Cowell was initially offered the job of showrunner, but turned down the offer; Lythgoe then took over that position.
The eligible age-range for contestants was fifteen to twenty-eight years old. residents, could not have advanced to particular stages of the competition in previous seasons, and must not have held a current recording or talent representation contract by the semi-final stage Contestants went through at least three sets of cuts.
The initial age limit was sixteen to twenty-four in the first three seasons, but the upper limit was raised to twenty-eight in the fourth season, and the lower limit was reduced to fifteen in the tenth season. The first was a brief audition with a few other contestants in front of selectors which may include one of the show's producers.
making Seacrest the sole emcee of the show starting with the second season.
Dunkleman did, however, return in the initial series finale on Fox.
The concept of the series involves discovering recording stars from unsigned singing talents, with the winner determined by American viewers using phones, Internet, and SMS text voting.
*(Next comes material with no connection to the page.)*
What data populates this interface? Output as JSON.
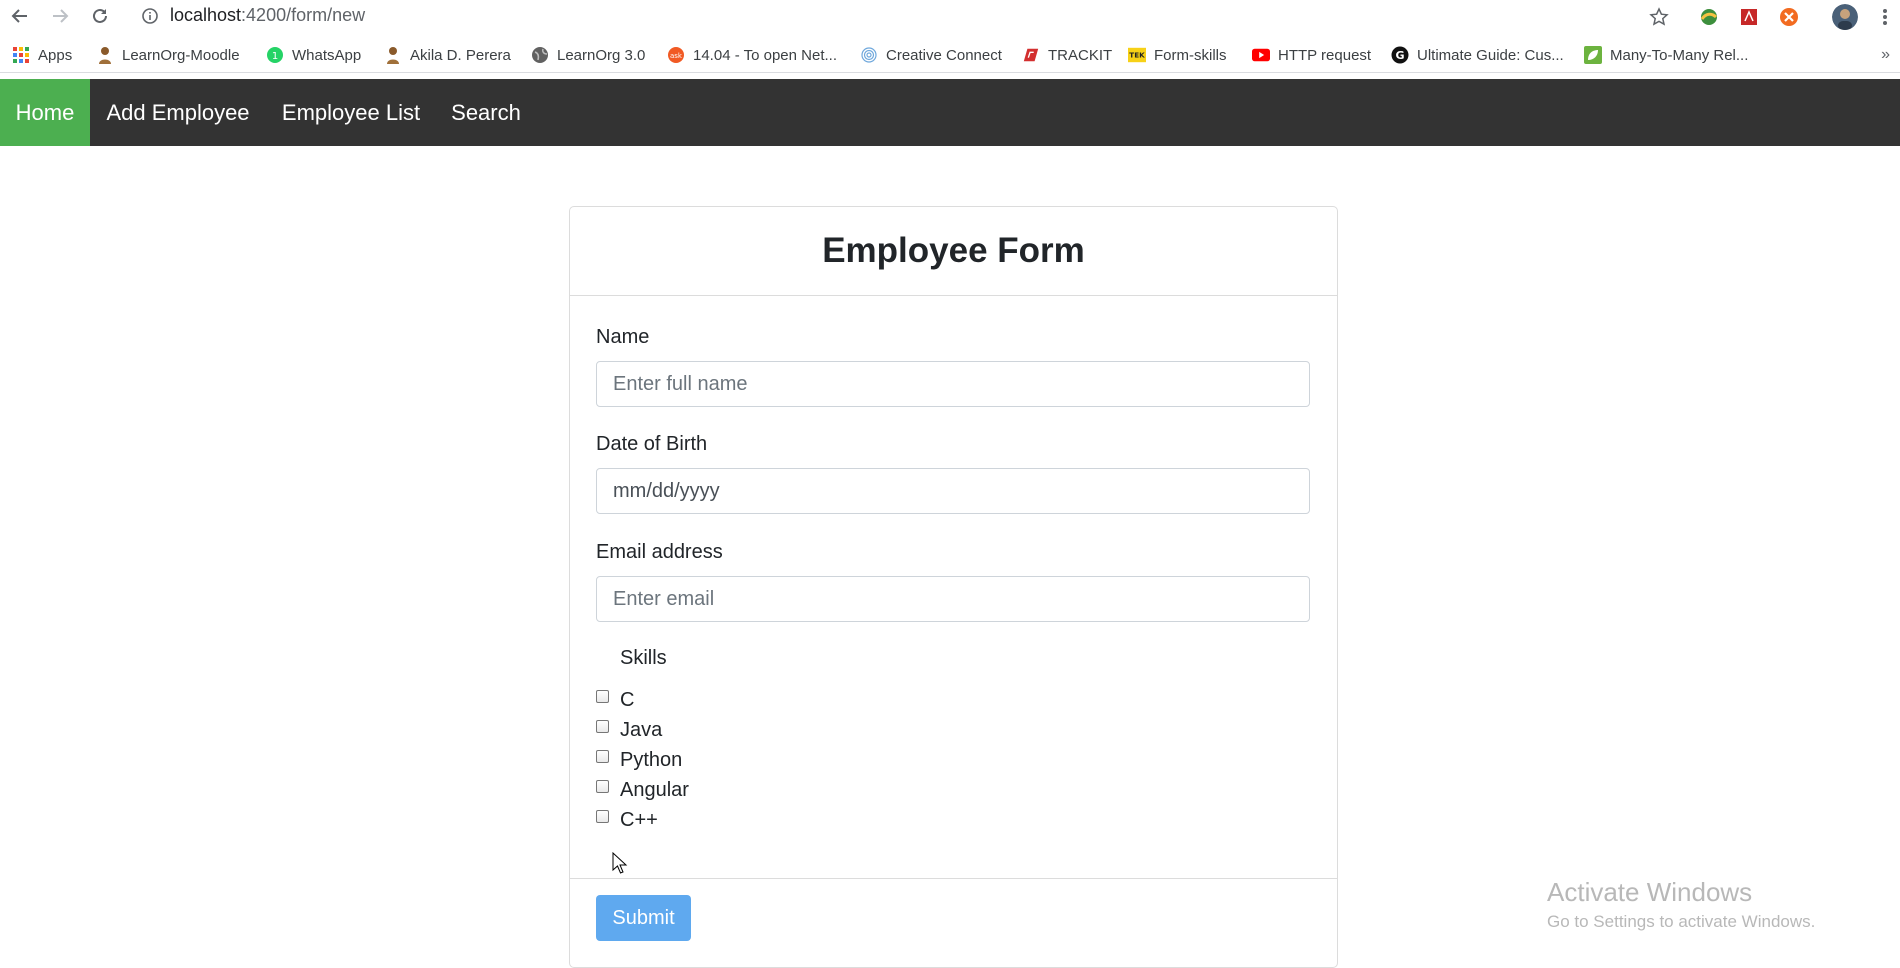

The sixteenth season brought three new judges: singers Lionel Richie, Katy Perry, and Luke Bryan.
The first season was hosted by radio personality Ryan Seacrest and comedian Brian Dunkleman, but Seacrest remained as the sole master of ceremonies for the rest of the series.
The original judges, for the first through eighth seasons, were record producer and music manager Randy Jackson, singer and choreographer Paula Abdul, and music executive and manager Simon Cowell.
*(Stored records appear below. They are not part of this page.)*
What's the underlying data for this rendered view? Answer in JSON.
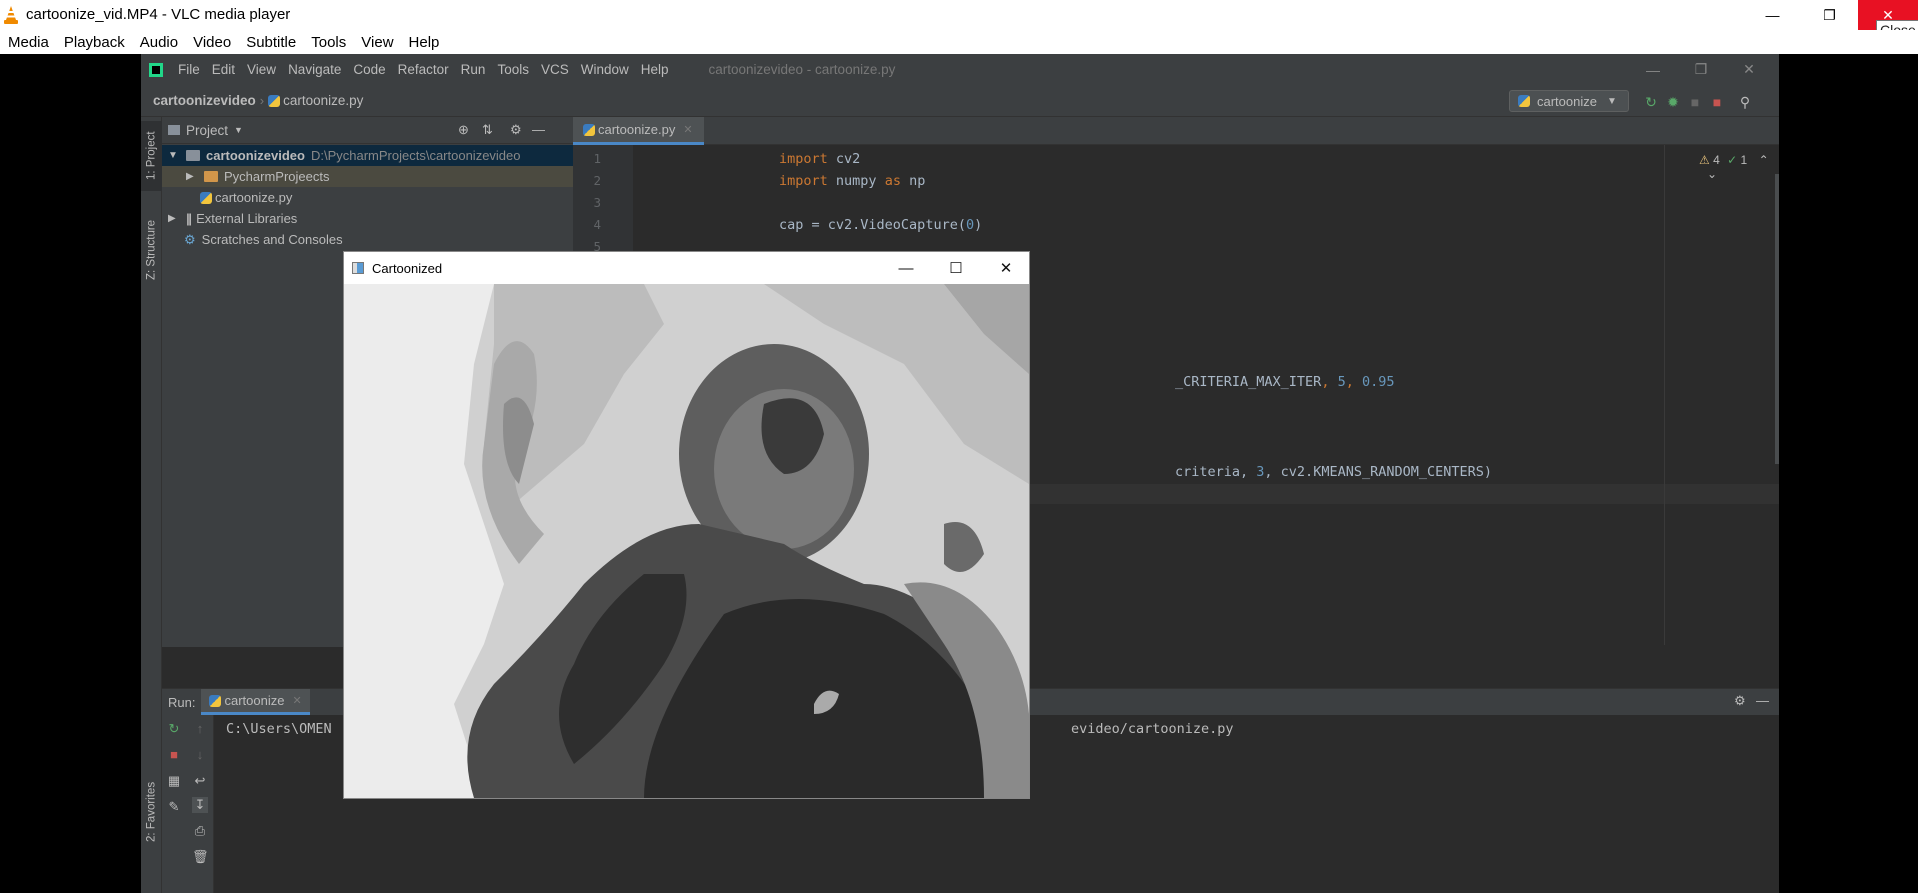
{
  "vlc": {
    "title": "cartoonize_vid.MP4 - VLC media player",
    "close_tooltip": "Close",
    "menu": [
      "Media",
      "Playback",
      "Audio",
      "Video",
      "Subtitle",
      "Tools",
      "View",
      "Help"
    ]
  },
  "pycharm": {
    "menu": [
      "File",
      "Edit",
      "View",
      "Navigate",
      "Code",
      "Refactor",
      "Run",
      "Tools",
      "VCS",
      "Window",
      "Help"
    ],
    "window_title": "cartoonizevideo - cartoonize.py",
    "breadcrumb": {
      "project": "cartoonizevideo",
      "file": "cartoonize.py"
    },
    "run_config": "cartoonize",
    "side_tabs": {
      "project": "1: Project",
      "structure": "Z: Structure",
      "favorites": "2: Favorites"
    },
    "project_panel": {
      "title": "Project",
      "root": {
        "name": "cartoonizevideo",
        "path": "D:\\PycharmProjects\\cartoonizevideo"
      },
      "folder": "PycharmProjeects",
      "file": "cartoonize.py",
      "external": "External Libraries",
      "scratches": "Scratches and Consoles"
    },
    "editor": {
      "tab": "cartoonize.py",
      "warnings": "4",
      "checks": "1",
      "line_numbers": [
        "1",
        "2",
        "3",
        "4",
        "5"
      ],
      "lines": {
        "l1_kw": "import",
        "l1_rest": " cv2",
        "l2_kw": "import",
        "l2_mid": " numpy ",
        "l2_as": "as",
        "l2_rest": " np",
        "l4_a": "cap = ",
        "l4_b": "cv2.VideoCapture(",
        "l4_num": "0",
        "l4_c": ")",
        "frag1_a": "_CRITERIA_MAX_IT",
        "frag1_b": "ER",
        "frag1_c": ", ",
        "frag1_n1": "5",
        "frag1_d": ", ",
        "frag1_n2": "0.95",
        "frag2_a": "criteria, ",
        "frag2_n": "3",
        "frag2_b": ", cv2.KMEANS_RANDOM_CENTERS)"
      }
    },
    "run_panel": {
      "label": "Run:",
      "tab": "cartoonize",
      "console_left": "C:\\Users\\OMEN",
      "console_right": "evideo/cartoonize.py"
    }
  },
  "cv_window": {
    "title": "Cartoonized"
  },
  "colors": {
    "vlc_close": "#e81123",
    "keyword": "#cc7832",
    "number": "#6897bb",
    "selection": "#0d293e"
  }
}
The judging panel for the last three seasons on Fox consisted of singers Keith Urban, Jennifer Lopez, and Harry Connick, Jr.
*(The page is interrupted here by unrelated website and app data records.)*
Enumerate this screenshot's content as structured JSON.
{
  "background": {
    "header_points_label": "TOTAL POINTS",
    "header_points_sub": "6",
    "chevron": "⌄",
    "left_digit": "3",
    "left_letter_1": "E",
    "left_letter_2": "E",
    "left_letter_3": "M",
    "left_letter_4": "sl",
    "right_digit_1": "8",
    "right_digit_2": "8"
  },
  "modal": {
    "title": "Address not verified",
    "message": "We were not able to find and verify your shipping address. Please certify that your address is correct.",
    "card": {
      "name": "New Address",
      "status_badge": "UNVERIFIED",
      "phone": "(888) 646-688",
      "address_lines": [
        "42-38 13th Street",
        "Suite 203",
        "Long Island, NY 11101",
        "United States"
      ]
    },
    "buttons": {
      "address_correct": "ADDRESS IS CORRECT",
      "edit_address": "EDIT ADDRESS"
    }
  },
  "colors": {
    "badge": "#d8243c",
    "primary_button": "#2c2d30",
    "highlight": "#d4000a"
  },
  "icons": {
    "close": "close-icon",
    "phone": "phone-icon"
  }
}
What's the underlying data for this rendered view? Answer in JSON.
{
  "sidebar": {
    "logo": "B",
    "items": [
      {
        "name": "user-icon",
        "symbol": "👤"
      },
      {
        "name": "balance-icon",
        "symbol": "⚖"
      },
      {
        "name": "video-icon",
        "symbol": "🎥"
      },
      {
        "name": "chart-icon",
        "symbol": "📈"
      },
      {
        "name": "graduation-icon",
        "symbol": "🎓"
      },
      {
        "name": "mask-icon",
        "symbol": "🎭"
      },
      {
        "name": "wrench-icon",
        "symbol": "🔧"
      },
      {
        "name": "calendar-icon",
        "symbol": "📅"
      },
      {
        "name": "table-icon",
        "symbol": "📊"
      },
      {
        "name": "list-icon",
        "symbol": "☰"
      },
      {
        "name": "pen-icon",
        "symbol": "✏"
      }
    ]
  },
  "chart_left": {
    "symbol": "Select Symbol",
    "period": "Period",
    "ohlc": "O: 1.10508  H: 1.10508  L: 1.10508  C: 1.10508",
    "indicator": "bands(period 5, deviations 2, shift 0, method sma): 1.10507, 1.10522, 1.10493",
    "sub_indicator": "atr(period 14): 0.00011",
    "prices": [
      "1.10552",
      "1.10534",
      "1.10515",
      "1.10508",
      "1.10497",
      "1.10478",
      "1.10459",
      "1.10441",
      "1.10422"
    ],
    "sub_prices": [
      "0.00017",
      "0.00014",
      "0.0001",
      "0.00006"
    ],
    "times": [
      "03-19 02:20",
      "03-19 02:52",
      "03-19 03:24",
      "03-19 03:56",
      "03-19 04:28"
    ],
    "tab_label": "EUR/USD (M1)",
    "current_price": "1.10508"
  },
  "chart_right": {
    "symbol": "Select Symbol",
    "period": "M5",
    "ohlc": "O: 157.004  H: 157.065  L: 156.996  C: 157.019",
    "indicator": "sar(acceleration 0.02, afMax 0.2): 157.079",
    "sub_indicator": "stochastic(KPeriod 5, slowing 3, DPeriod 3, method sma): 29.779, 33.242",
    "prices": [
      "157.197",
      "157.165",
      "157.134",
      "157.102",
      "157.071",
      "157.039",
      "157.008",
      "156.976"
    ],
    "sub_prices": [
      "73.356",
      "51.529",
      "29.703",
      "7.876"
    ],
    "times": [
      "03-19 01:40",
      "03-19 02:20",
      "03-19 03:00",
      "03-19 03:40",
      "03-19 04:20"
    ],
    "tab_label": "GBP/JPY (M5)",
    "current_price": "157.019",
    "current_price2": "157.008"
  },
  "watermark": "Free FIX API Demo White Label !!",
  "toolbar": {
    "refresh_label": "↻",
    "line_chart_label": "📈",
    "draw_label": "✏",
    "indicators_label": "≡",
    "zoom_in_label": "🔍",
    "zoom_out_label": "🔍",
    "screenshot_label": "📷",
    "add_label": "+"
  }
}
In the second season, New York radio personality Angie Martinez had been hired as a fourth judge but withdrew only after a few days of auditions due to not being comfortable with giving out criticism.